Component data from apps and pages
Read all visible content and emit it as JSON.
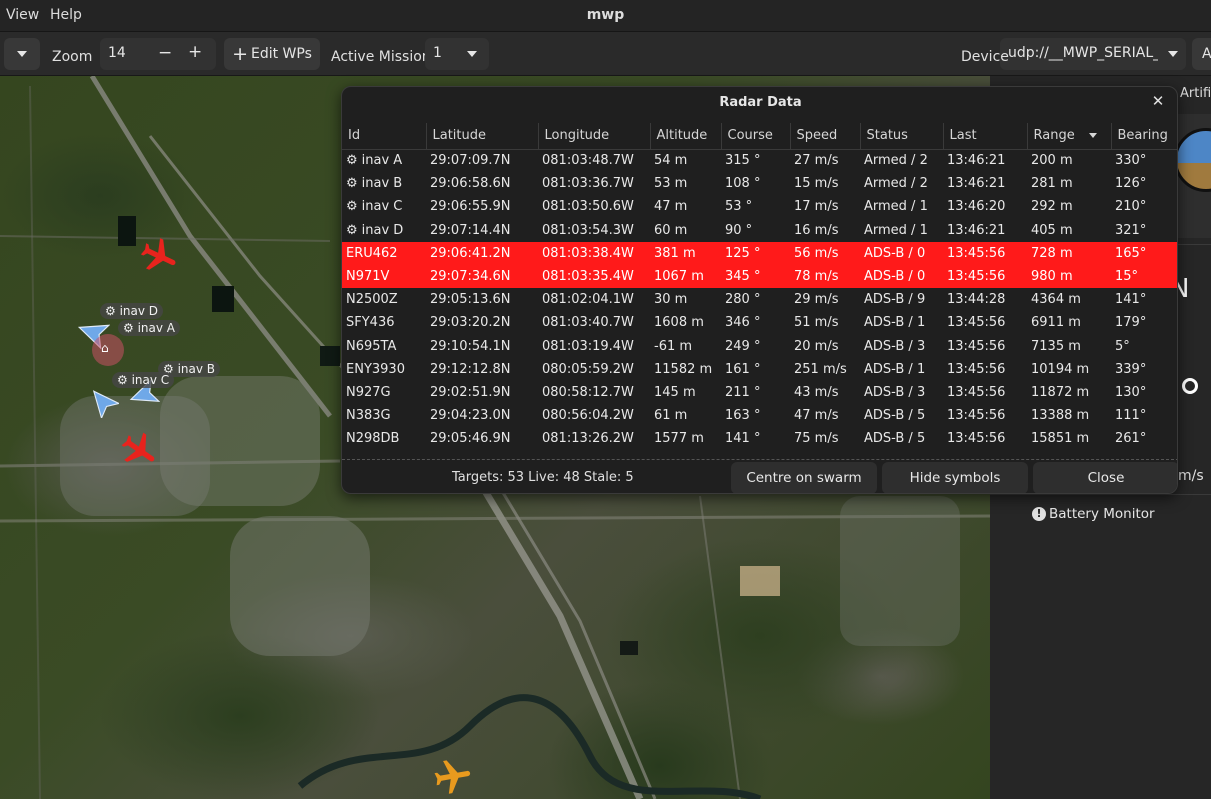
{
  "menu": {
    "view": "View",
    "help": "Help"
  },
  "app_title": "mwp",
  "toolbar": {
    "zoom_label": "Zoom",
    "zoom_value": "14",
    "zoom_out": "−",
    "zoom_in": "+",
    "edit_wps_label": "Edit WPs",
    "active_mission_label": "Active Mission",
    "active_mission_value": "1",
    "device_label": "Device",
    "device_value": "udp://__MWP_SERIAL_H",
    "overflow_label": "A"
  },
  "map": {
    "labels": [
      "inav D",
      "inav A",
      "inav B",
      "inav C"
    ]
  },
  "side_panel": {
    "artificial_horizon_label": "Artificial",
    "compass_letter": "N",
    "speed_unit": "m/s",
    "battery_monitor_label": "Battery Monitor"
  },
  "radar": {
    "title": "Radar Data",
    "columns": [
      "Id",
      "Latitude",
      "Longitude",
      "Altitude",
      "Course",
      "Speed",
      "Status",
      "Last",
      "Range",
      "Bearing"
    ],
    "rows": [
      {
        "icon": "⚙",
        "id": "inav A",
        "lat": "29:07:09.7N",
        "lon": "081:03:48.7W",
        "alt": "54 m",
        "course": "315 °",
        "speed": "27 m/s",
        "status": "Armed / 2",
        "last": "13:46:21",
        "range": "200 m",
        "bearing": "330°",
        "highlight": false
      },
      {
        "icon": "⚙",
        "id": "inav B",
        "lat": "29:06:58.6N",
        "lon": "081:03:36.7W",
        "alt": "53 m",
        "course": "108 °",
        "speed": "15 m/s",
        "status": "Armed / 2",
        "last": "13:46:21",
        "range": "281 m",
        "bearing": "126°",
        "highlight": false
      },
      {
        "icon": "⚙",
        "id": "inav C",
        "lat": "29:06:55.9N",
        "lon": "081:03:50.6W",
        "alt": "47 m",
        "course": "53 °",
        "speed": "17 m/s",
        "status": "Armed / 1",
        "last": "13:46:20",
        "range": "292 m",
        "bearing": "210°",
        "highlight": false
      },
      {
        "icon": "⚙",
        "id": "inav D",
        "lat": "29:07:14.4N",
        "lon": "081:03:54.3W",
        "alt": "60 m",
        "course": "90 °",
        "speed": "16 m/s",
        "status": "Armed / 1",
        "last": "13:46:21",
        "range": "405 m",
        "bearing": "321°",
        "highlight": false
      },
      {
        "icon": "",
        "id": "ERU462",
        "lat": "29:06:41.2N",
        "lon": "081:03:38.4W",
        "alt": "381 m",
        "course": "125 °",
        "speed": "56 m/s",
        "status": "ADS-B / 0",
        "last": "13:45:56",
        "range": "728 m",
        "bearing": "165°",
        "highlight": true
      },
      {
        "icon": "",
        "id": "N971V",
        "lat": "29:07:34.6N",
        "lon": "081:03:35.4W",
        "alt": "1067 m",
        "course": "345 °",
        "speed": "78 m/s",
        "status": "ADS-B / 0",
        "last": "13:45:56",
        "range": "980 m",
        "bearing": "15°",
        "highlight": true
      },
      {
        "icon": "",
        "id": "N2500Z",
        "lat": "29:05:13.6N",
        "lon": "081:02:04.1W",
        "alt": "30 m",
        "course": "280 °",
        "speed": "29 m/s",
        "status": "ADS-B / 9",
        "last": "13:44:28",
        "range": "4364 m",
        "bearing": "141°",
        "highlight": false
      },
      {
        "icon": "",
        "id": "SFY436",
        "lat": "29:03:20.2N",
        "lon": "081:03:40.7W",
        "alt": "1608 m",
        "course": "346 °",
        "speed": "51 m/s",
        "status": "ADS-B / 1",
        "last": "13:45:56",
        "range": "6911 m",
        "bearing": "179°",
        "highlight": false
      },
      {
        "icon": "",
        "id": "N695TA",
        "lat": "29:10:54.1N",
        "lon": "081:03:19.4W",
        "alt": "-61 m",
        "course": "249 °",
        "speed": "20 m/s",
        "status": "ADS-B / 3",
        "last": "13:45:56",
        "range": "7135 m",
        "bearing": "5°",
        "highlight": false
      },
      {
        "icon": "",
        "id": "ENY3930",
        "lat": "29:12:12.8N",
        "lon": "080:05:59.2W",
        "alt": "11582 m",
        "course": "161 °",
        "speed": "251 m/s",
        "status": "ADS-B / 1",
        "last": "13:45:56",
        "range": "10194 m",
        "bearing": "339°",
        "highlight": false
      },
      {
        "icon": "",
        "id": "N927G",
        "lat": "29:02:51.9N",
        "lon": "080:58:12.7W",
        "alt": "145 m",
        "course": "211 °",
        "speed": "43 m/s",
        "status": "ADS-B / 3",
        "last": "13:45:56",
        "range": "11872 m",
        "bearing": "130°",
        "highlight": false
      },
      {
        "icon": "",
        "id": "N383G",
        "lat": "29:04:23.0N",
        "lon": "080:56:04.2W",
        "alt": "61 m",
        "course": "163 °",
        "speed": "47 m/s",
        "status": "ADS-B / 5",
        "last": "13:45:56",
        "range": "13388 m",
        "bearing": "111°",
        "highlight": false
      },
      {
        "icon": "",
        "id": "N298DB",
        "lat": "29:05:46.9N",
        "lon": "081:13:26.2W",
        "alt": "1577 m",
        "course": "141 °",
        "speed": "75 m/s",
        "status": "ADS-B / 5",
        "last": "13:45:56",
        "range": "15851 m",
        "bearing": "261°",
        "highlight": false
      }
    ],
    "status_text": "Targets: 53 Live: 48 Stale: 5",
    "centre_button": "Centre on swarm",
    "hide_button": "Hide symbols",
    "close_button": "Close",
    "highlight_color": "#ff1a1a"
  },
  "colors": {
    "aircraft_adsb": "#e8231d",
    "aircraft_other": "#e89a1e",
    "inav_marker": "#6fa8e8"
  }
}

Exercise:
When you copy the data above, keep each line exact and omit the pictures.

Expected output:
Read all visible content and emit it as JSON.
{
  "menu": {
    "view": "View",
    "help": "Help"
  },
  "app_title": "mwp",
  "toolbar": {
    "zoom_label": "Zoom",
    "zoom_value": "14",
    "zoom_out": "−",
    "zoom_in": "+",
    "edit_wps_label": "Edit WPs",
    "active_mission_label": "Active Mission",
    "active_mission_value": "1",
    "device_label": "Device",
    "device_value": "udp://__MWP_SERIAL_H",
    "overflow_label": "A"
  },
  "map": {
    "labels": [
      "inav D",
      "inav A",
      "inav B",
      "inav C"
    ]
  },
  "side_panel": {
    "artificial_horizon_label": "Artificial",
    "compass_letter": "N",
    "speed_unit": "m/s",
    "battery_monitor_label": "Battery Monitor"
  },
  "radar": {
    "title": "Radar Data",
    "columns": [
      "Id",
      "Latitude",
      "Longitude",
      "Altitude",
      "Course",
      "Speed",
      "Status",
      "Last",
      "Range",
      "Bearing"
    ],
    "rows": [
      {
        "icon": "⚙",
        "id": "inav A",
        "lat": "29:07:09.7N",
        "lon": "081:03:48.7W",
        "alt": "54 m",
        "course": "315 °",
        "speed": "27 m/s",
        "status": "Armed / 2",
        "last": "13:46:21",
        "range": "200 m",
        "bearing": "330°",
        "highlight": false
      },
      {
        "icon": "⚙",
        "id": "inav B",
        "lat": "29:06:58.6N",
        "lon": "081:03:36.7W",
        "alt": "53 m",
        "course": "108 °",
        "speed": "15 m/s",
        "status": "Armed / 2",
        "last": "13:46:21",
        "range": "281 m",
        "bearing": "126°",
        "highlight": false
      },
      {
        "icon": "⚙",
        "id": "inav C",
        "lat": "29:06:55.9N",
        "lon": "081:03:50.6W",
        "alt": "47 m",
        "course": "53 °",
        "speed": "17 m/s",
        "status": "Armed / 1",
        "last": "13:46:20",
        "range": "292 m",
        "bearing": "210°",
        "highlight": false
      },
      {
        "icon": "⚙",
        "id": "inav D",
        "lat": "29:07:14.4N",
        "lon": "081:03:54.3W",
        "alt": "60 m",
        "course": "90 °",
        "speed": "16 m/s",
        "status": "Armed / 1",
        "last": "13:46:21",
        "range": "405 m",
        "bearing": "321°",
        "highlight": false
      },
      {
        "icon": "",
        "id": "ERU462",
        "lat": "29:06:41.2N",
        "lon": "081:03:38.4W",
        "alt": "381 m",
        "course": "125 °",
        "speed": "56 m/s",
        "status": "ADS-B / 0",
        "last": "13:45:56",
        "range": "728 m",
        "bearing": "165°",
        "highlight": true
      },
      {
        "icon": "",
        "id": "N971V",
        "lat": "29:07:34.6N",
        "lon": "081:03:35.4W",
        "alt": "1067 m",
        "course": "345 °",
        "speed": "78 m/s",
        "status": "ADS-B / 0",
        "last": "13:45:56",
        "range": "980 m",
        "bearing": "15°",
        "highlight": true
      },
      {
        "icon": "",
        "id": "N2500Z",
        "lat": "29:05:13.6N",
        "lon": "081:02:04.1W",
        "alt": "30 m",
        "course": "280 °",
        "speed": "29 m/s",
        "status": "ADS-B / 9",
        "last": "13:44:28",
        "range": "4364 m",
        "bearing": "141°",
        "highlight": false
      },
      {
        "icon": "",
        "id": "SFY436",
        "lat": "29:03:20.2N",
        "lon": "081:03:40.7W",
        "alt": "1608 m",
        "course": "346 °",
        "speed": "51 m/s",
        "status": "ADS-B / 1",
        "last": "13:45:56",
        "range": "6911 m",
        "bearing": "179°",
        "highlight": false
      },
      {
        "icon": "",
        "id": "N695TA",
        "lat": "29:10:54.1N",
        "lon": "081:03:19.4W",
        "alt": "-61 m",
        "course": "249 °",
        "speed": "20 m/s",
        "status": "ADS-B / 3",
        "last": "13:45:56",
        "range": "7135 m",
        "bearing": "5°",
        "highlight": false
      },
      {
        "icon": "",
        "id": "ENY3930",
        "lat": "29:12:12.8N",
        "lon": "080:05:59.2W",
        "alt": "11582 m",
        "course": "161 °",
        "speed": "251 m/s",
        "status": "ADS-B / 1",
        "last": "13:45:56",
        "range": "10194 m",
        "bearing": "339°",
        "highlight": false
      },
      {
        "icon": "",
        "id": "N927G",
        "lat": "29:02:51.9N",
        "lon": "080:58:12.7W",
        "alt": "145 m",
        "course": "211 °",
        "speed": "43 m/s",
        "status": "ADS-B / 3",
        "last": "13:45:56",
        "range": "11872 m",
        "bearing": "130°",
        "highlight": false
      },
      {
        "icon": "",
        "id": "N383G",
        "lat": "29:04:23.0N",
        "lon": "080:56:04.2W",
        "alt": "61 m",
        "course": "163 °",
        "speed": "47 m/s",
        "status": "ADS-B / 5",
        "last": "13:45:56",
        "range": "13388 m",
        "bearing": "111°",
        "highlight": false
      },
      {
        "icon": "",
        "id": "N298DB",
        "lat": "29:05:46.9N",
        "lon": "081:13:26.2W",
        "alt": "1577 m",
        "course": "141 °",
        "speed": "75 m/s",
        "status": "ADS-B / 5",
        "last": "13:45:56",
        "range": "15851 m",
        "bearing": "261°",
        "highlight": false
      }
    ],
    "status_text": "Targets: 53 Live: 48 Stale: 5",
    "centre_button": "Centre on swarm",
    "hide_button": "Hide symbols",
    "close_button": "Close",
    "highlight_color": "#ff1a1a"
  },
  "colors": {
    "aircraft_adsb": "#e8231d",
    "aircraft_other": "#e89a1e",
    "inav_marker": "#6fa8e8"
  }
}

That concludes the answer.